Material for this task |
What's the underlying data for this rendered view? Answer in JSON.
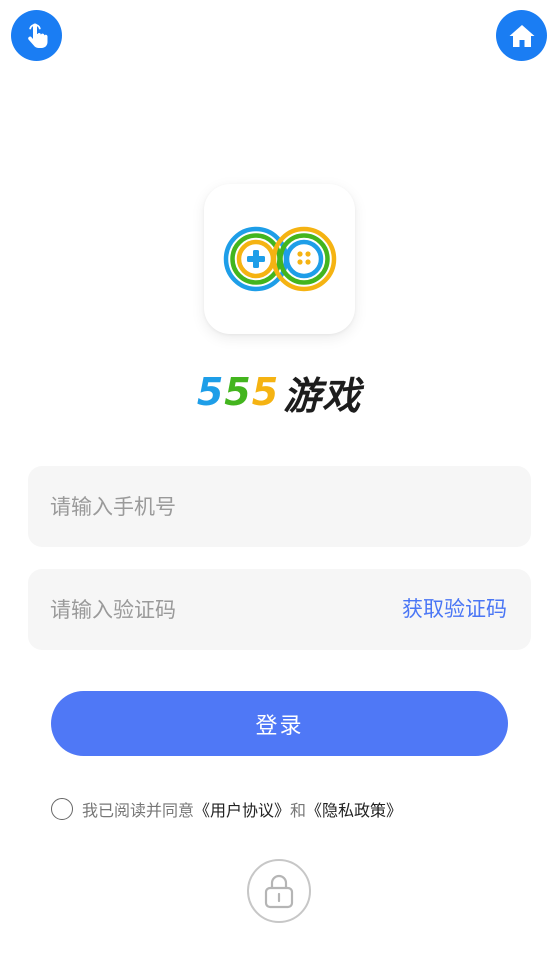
{
  "header": {
    "left_icon": "touch-hand-icon",
    "right_icon": "home-icon"
  },
  "brand": {
    "logo_icon": "game-controller-infinity-logo",
    "digits": [
      "5",
      "5",
      "5"
    ],
    "text": "游戏",
    "colors": {
      "d1": "#1e9ee8",
      "d2": "#43b51e",
      "d3": "#f5b312",
      "text": "#1d1d1d"
    }
  },
  "form": {
    "phone_placeholder": "请输入手机号",
    "code_placeholder": "请输入验证码",
    "get_code_label": "获取验证码",
    "login_label": "登录"
  },
  "agreement": {
    "prefix": "我已阅读并同意",
    "user_agreement": "《用户协议》",
    "conjunction": "和",
    "privacy_policy": "《隐私政策》"
  },
  "footer": {
    "icon": "lock-icon"
  },
  "colors": {
    "primary": "#4f78f6",
    "header_button": "#1a7df3",
    "link": "#4a76f5",
    "field_bg": "#f6f6f6"
  }
}
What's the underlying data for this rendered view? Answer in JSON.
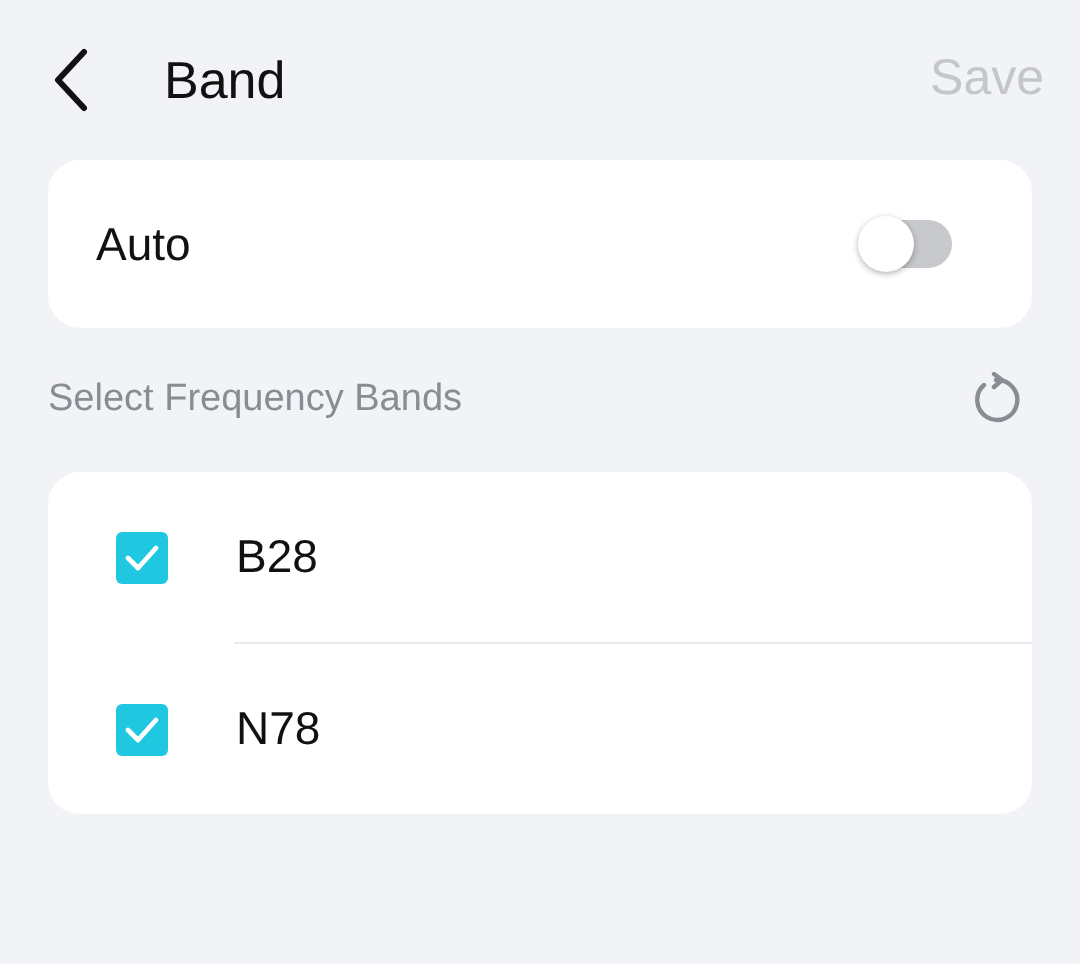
{
  "header": {
    "title": "Band",
    "save": {
      "label": "Save",
      "disabled": true
    }
  },
  "auto": {
    "label": "Auto",
    "on": false
  },
  "section": {
    "title": "Select Frequency Bands"
  },
  "bands": [
    {
      "label": "B28",
      "checked": true
    },
    {
      "label": "N78",
      "checked": true
    }
  ]
}
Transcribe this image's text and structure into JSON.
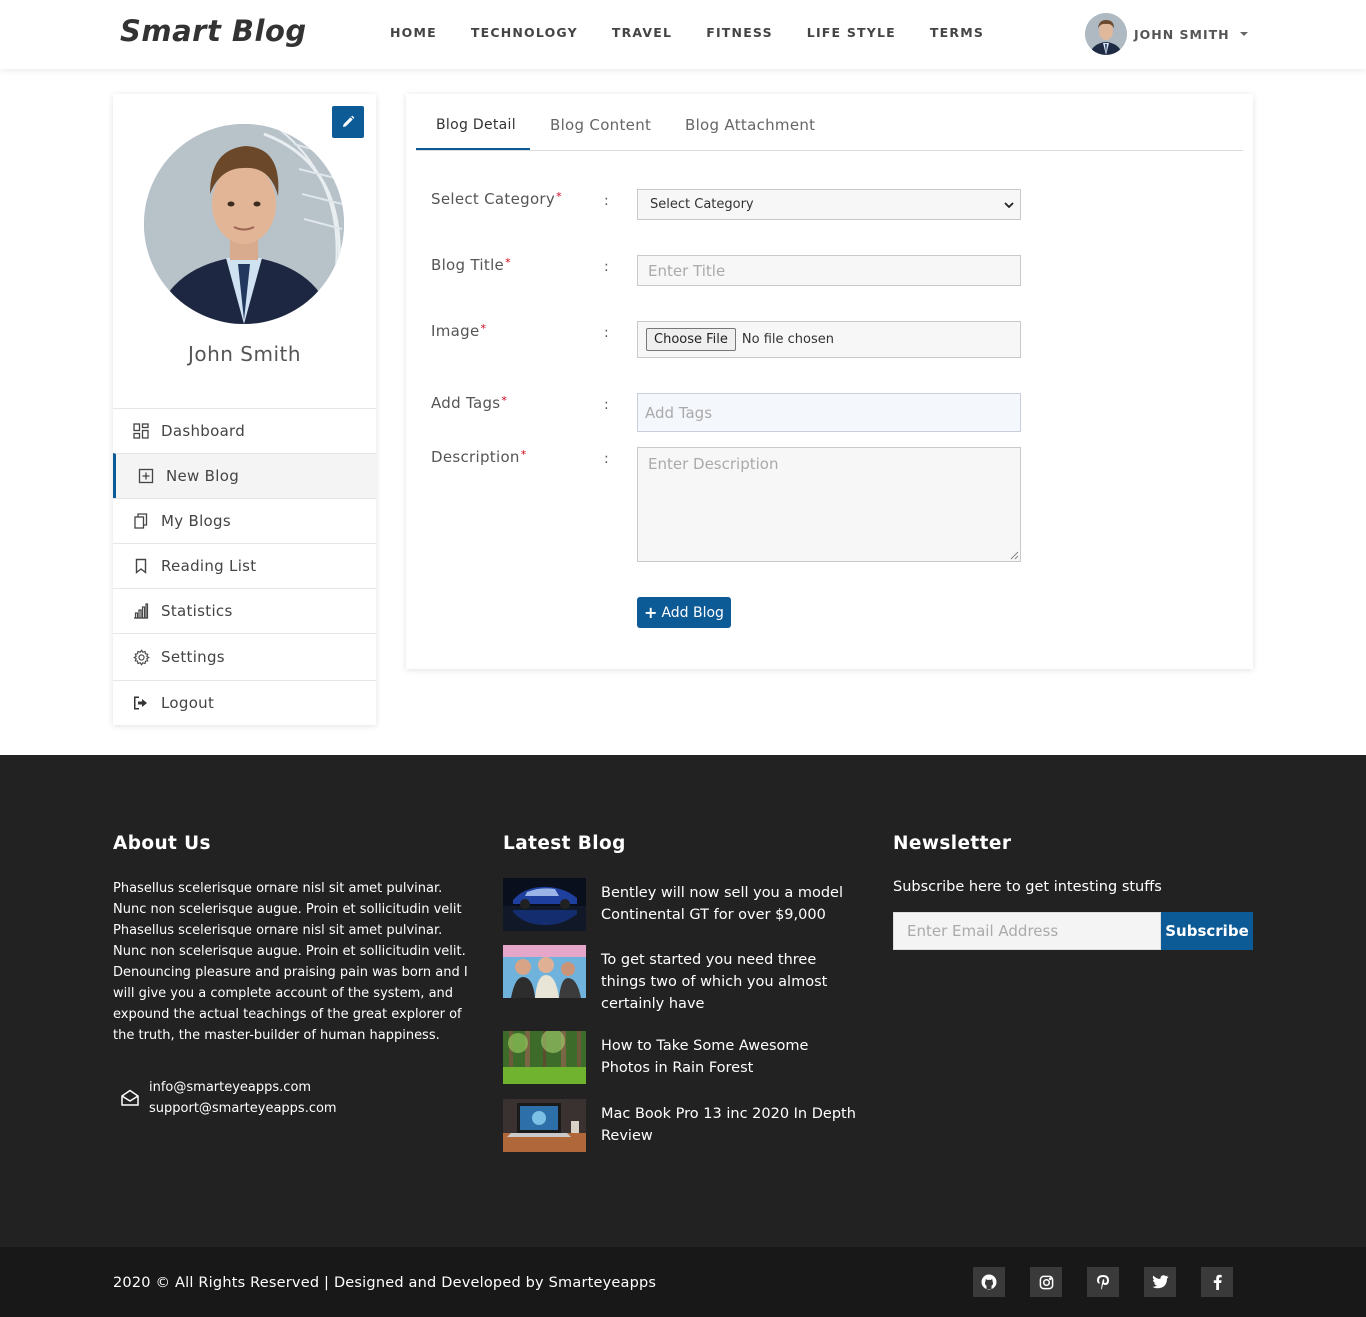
{
  "header": {
    "brand": "Smart Blog",
    "nav": [
      "HOME",
      "TECHNOLOGY",
      "TRAVEL",
      "FITNESS",
      "LIFE STYLE",
      "TERMS"
    ],
    "user_name": "JOHN SMITH"
  },
  "sidebar": {
    "profile_name": "John Smith",
    "items": [
      {
        "label": "Dashboard",
        "icon": "grid-icon"
      },
      {
        "label": "New Blog",
        "icon": "plus-square-icon",
        "active": true
      },
      {
        "label": "My Blogs",
        "icon": "copy-icon"
      },
      {
        "label": "Reading List",
        "icon": "bookmark-icon"
      },
      {
        "label": "Statistics",
        "icon": "bar-chart-icon"
      },
      {
        "label": "Settings",
        "icon": "gear-icon"
      },
      {
        "label": "Logout",
        "icon": "sign-out-icon"
      }
    ]
  },
  "form": {
    "tabs": [
      "Blog Detail",
      "Blog Content",
      "Blog Attachment"
    ],
    "active_tab": "Blog Detail",
    "fields": {
      "category": {
        "label": "Select Category",
        "value": "Select Category"
      },
      "title": {
        "label": "Blog Title",
        "placeholder": "Enter Title"
      },
      "image": {
        "label": "Image",
        "button": "Choose File",
        "status": "No file chosen"
      },
      "tags": {
        "label": "Add Tags",
        "placeholder": "Add Tags"
      },
      "description": {
        "label": "Description",
        "placeholder": "Enter Description"
      }
    },
    "required_mark": "*",
    "colon": ":",
    "submit_label": "Add Blog"
  },
  "footer": {
    "about": {
      "heading": "About Us",
      "text": "Phasellus scelerisque ornare nisl sit amet pulvinar. Nunc non scelerisque augue. Proin et sollicitudin velit Phasellus scelerisque ornare nisl sit amet pulvinar. Nunc non scelerisque augue. Proin et sollicitudin velit. Denouncing pleasure and praising pain was born and I will give you a complete account of the system, and expound the actual teachings of the great explorer of the truth, the master-builder of human happiness.",
      "emails": [
        "info@smarteyeapps.com",
        "support@smarteyeapps.com"
      ]
    },
    "latest": {
      "heading": "Latest Blog",
      "items": [
        "Bentley will now sell you a model Continental GT for over $9,000",
        "To get started you need three things two of which you almost certainly have",
        "How to Take Some Awesome Photos in Rain Forest",
        "Mac Book Pro 13 inc 2020 In Depth Review"
      ]
    },
    "newsletter": {
      "heading": "Newsletter",
      "subtitle": "Subscribe here to get intesting stuffs",
      "placeholder": "Enter Email Address",
      "button": "Subscribe"
    },
    "copyright": "2020 © All Rights Reserved | Designed and Developed by Smarteyeapps",
    "socials": [
      "github-icon",
      "instagram-icon",
      "pinterest-icon",
      "twitter-icon",
      "facebook-icon"
    ]
  },
  "colors": {
    "accent": "#0c5a96",
    "footer_bg": "#222222",
    "bottom_bg": "#181818",
    "required": "#d0021b"
  }
}
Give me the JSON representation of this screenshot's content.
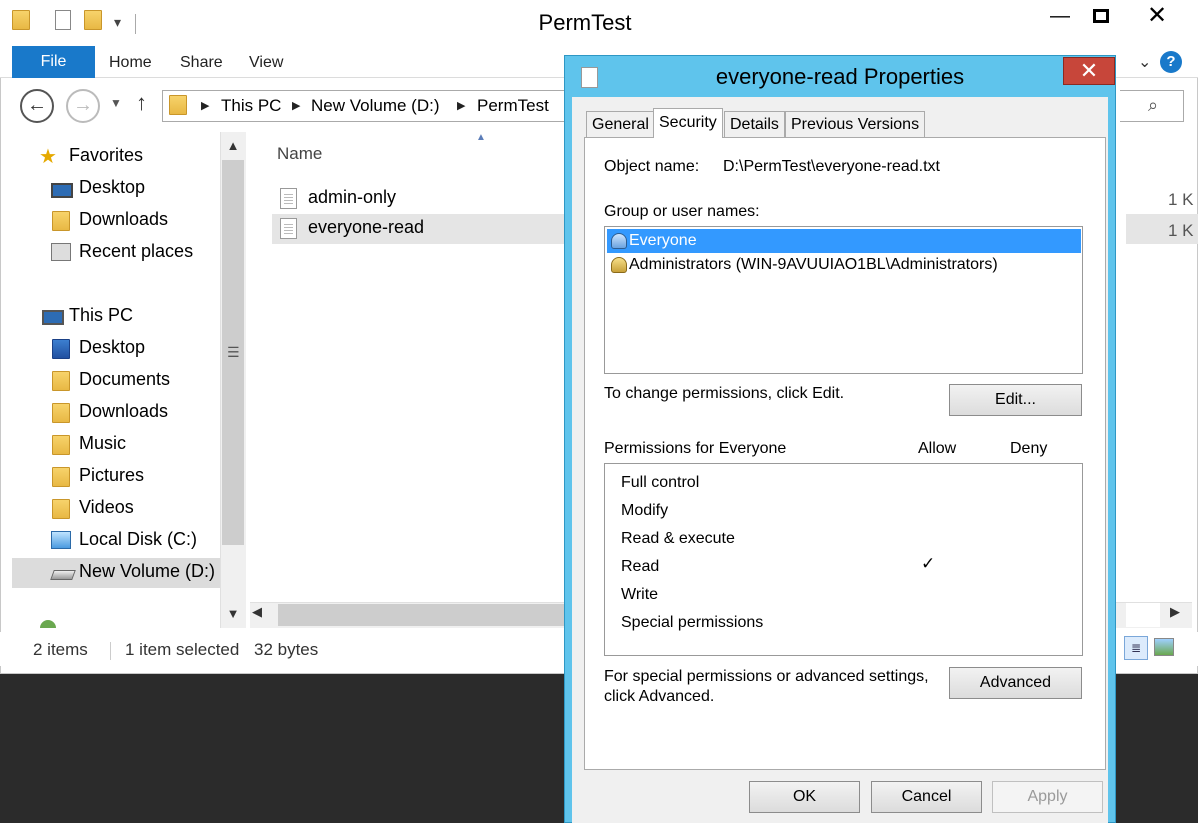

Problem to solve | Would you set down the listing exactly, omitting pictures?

Written answer |
What's the underlying data for this rendered view? Answer in JSON.
{
  "header": {
    "left_icon": "touch-hand-icon",
    "right_icon": "home-icon"
  },
  "brand": {
    "logo_icon": "game-controller-infinity-logo",
    "digits": [
      "5",
      "5",
      "5"
    ],
    "text": "游戏",
    "colors": {
      "d1": "#1e9ee8",
      "d2": "#43b51e",
      "d3": "#f5b312",
      "text": "#1d1d1d"
    }
  },
  "form": {
    "phone_placeholder": "请输入手机号",
    "code_placeholder": "请输入验证码",
    "get_code_label": "获取验证码",
    "login_label": "登录"
  },
  "agreement": {
    "prefix": "我已阅读并同意",
    "user_agreement": "《用户协议》",
    "conjunction": "和",
    "privacy_policy": "《隐私政策》"
  },
  "footer": {
    "icon": "lock-icon"
  },
  "colors": {
    "primary": "#4f78f6",
    "header_button": "#1a7df3",
    "link": "#4a76f5",
    "field_bg": "#f6f6f6"
  }
}
What's the underlying data for this rendered view? Answer in JSON.
{
  "header": {
    "title": "Band",
    "save": {
      "label": "Save",
      "disabled": true
    }
  },
  "auto": {
    "label": "Auto",
    "on": false
  },
  "section": {
    "title": "Select Frequency Bands"
  },
  "bands": [
    {
      "label": "B28",
      "checked": true
    },
    {
      "label": "N78",
      "checked": true
    }
  ]
}
Transcribe this image's text and structure into JSON.
{
  "header": {
    "brand": "Smart Blog",
    "nav": [
      "HOME",
      "TECHNOLOGY",
      "TRAVEL",
      "FITNESS",
      "LIFE STYLE",
      "TERMS"
    ],
    "user_name": "JOHN SMITH"
  },
  "sidebar": {
    "profile_name": "John Smith",
    "items": [
      {
        "label": "Dashboard",
        "icon": "grid-icon"
      },
      {
        "label": "New Blog",
        "icon": "plus-square-icon",
        "active": true
      },
      {
        "label": "My Blogs",
        "icon": "copy-icon"
      },
      {
        "label": "Reading List",
        "icon": "bookmark-icon"
      },
      {
        "label": "Statistics",
        "icon": "bar-chart-icon"
      },
      {
        "label": "Settings",
        "icon": "gear-icon"
      },
      {
        "label": "Logout",
        "icon": "sign-out-icon"
      }
    ]
  },
  "form": {
    "tabs": [
      "Blog Detail",
      "Blog Content",
      "Blog Attachment"
    ],
    "active_tab": "Blog Detail",
    "fields": {
      "category": {
        "label": "Select Category",
        "value": "Select Category"
      },
      "title": {
        "label": "Blog Title",
        "placeholder": "Enter Title"
      },
      "image": {
        "label": "Image",
        "button": "Choose File",
        "status": "No file chosen"
      },
      "tags": {
        "label": "Add Tags",
        "placeholder": "Add Tags"
      },
      "description": {
        "label": "Description",
        "placeholder": "Enter Description"
      }
    },
    "required_mark": "*",
    "colon": ":",
    "submit_label": "Add Blog"
  },
  "footer": {
    "about": {
      "heading": "About Us",
      "text": "Phasellus scelerisque ornare nisl sit amet pulvinar. Nunc non scelerisque augue. Proin et sollicitudin velit Phasellus scelerisque ornare nisl sit amet pulvinar. Nunc non scelerisque augue. Proin et sollicitudin velit. Denouncing pleasure and praising pain was born and I will give you a complete account of the system, and expound the actual teachings of the great explorer of the truth, the master-builder of human happiness.",
      "emails": [
        "info@smarteyeapps.com",
        "support@smarteyeapps.com"
      ]
    },
    "latest": {
      "heading": "Latest Blog",
      "items": [
        "Bentley will now sell you a model Continental GT for over $9,000",
        "To get started you need three things two of which you almost certainly have",
        "How to Take Some Awesome Photos in Rain Forest",
        "Mac Book Pro 13 inc 2020 In Depth Review"
      ]
    },
    "newsletter": {
      "heading": "Newsletter",
      "subtitle": "Subscribe here to get intesting stuffs",
      "placeholder": "Enter Email Address",
      "button": "Subscribe"
    },
    "copyright": "2020 © All Rights Reserved | Designed and Developed by Smarteyeapps",
    "socials": [
      "github-icon",
      "instagram-icon",
      "pinterest-icon",
      "twitter-icon",
      "facebook-icon"
    ]
  },
  "colors": {
    "accent": "#0c5a96",
    "footer_bg": "#222222",
    "bottom_bg": "#181818",
    "required": "#d0021b"
  }
}
Give me the JSON representation of this screenshot's content.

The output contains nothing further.